The setting is the 2007 Doyle Brunson Five Diamond World Poker Classic held at the Las Vegas Bellagio in 2007. Featuring $50 – $100 blinds and a $15,000 buy-in, Darrell Dicken is just barely holding on. The seat 4 player has just raised his wager to $300, a minor increase with only one player taking the bait. “I put him as being weak,” Jamie said, “I was thinking about raising, but instead I just called with a 10-3 of hearts to see what would happen.”
Jamie believed that Brad Booth would make a move, which he did. He re-raised to $1600 from the big blind. Gold had the idea that Booth had a good hand, but he was in an excellent position to make a move taking into account the quantity of dead money in the pot. Dicken folded, and the unknown in Seat 4 called Booth’s raise.
Now there was over $4000 in the pot, so Jamie raised the wager by $4000. His thought was, only if someone else had aces or kings there would be no chance they would make that call. Jamie’s strategy was to make a huge move on the flop, as long as no ace came up. The second part of his strategy was to get Booth to fold, which he did. Booth folded with pocket queens.

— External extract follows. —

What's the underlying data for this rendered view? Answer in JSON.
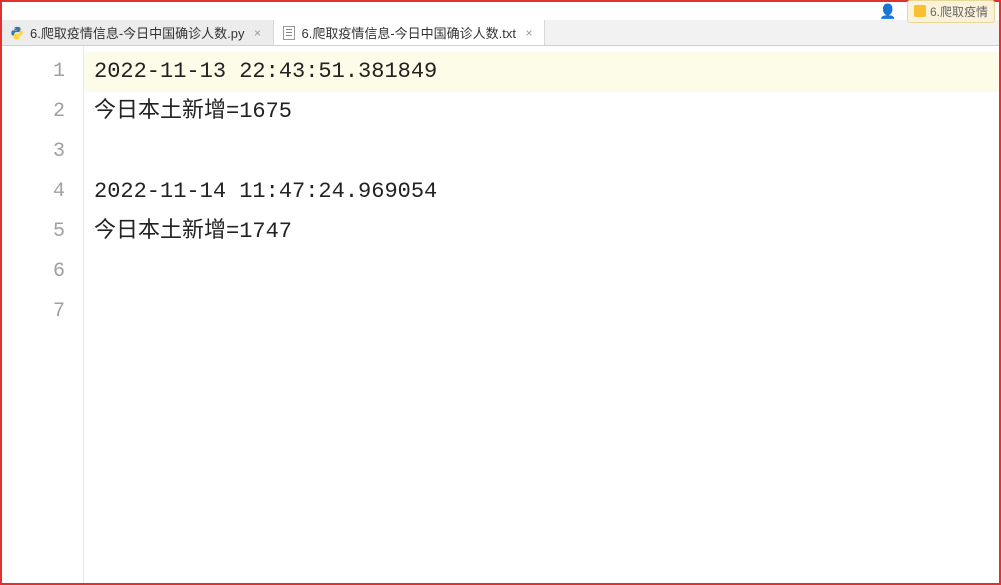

Out of the flop there was an ace of ace-6-5, two clubs. The player in seat 4 checked and Jamie bet $2000. Jamie’s initial thought was to make him think that he had clubs. Seat 4 tossed out a $10,000 chip, but didn’t say anything thus changing his raise into a call. Jamie’s thought was that seat 4 definitely had an ace, but you have to look after it in case he hits his set on the upcoming poker card.
A 2 of hearts was dealt on the turn, and Jamie decided to fold to what he thought was a top pair kicker. Seat 4 displayed a king-jack off suit. Seat 4 fooled Gold by bluffing with a superb hand, he made a great poker play and continued with the bluff to the end of the poker tournament.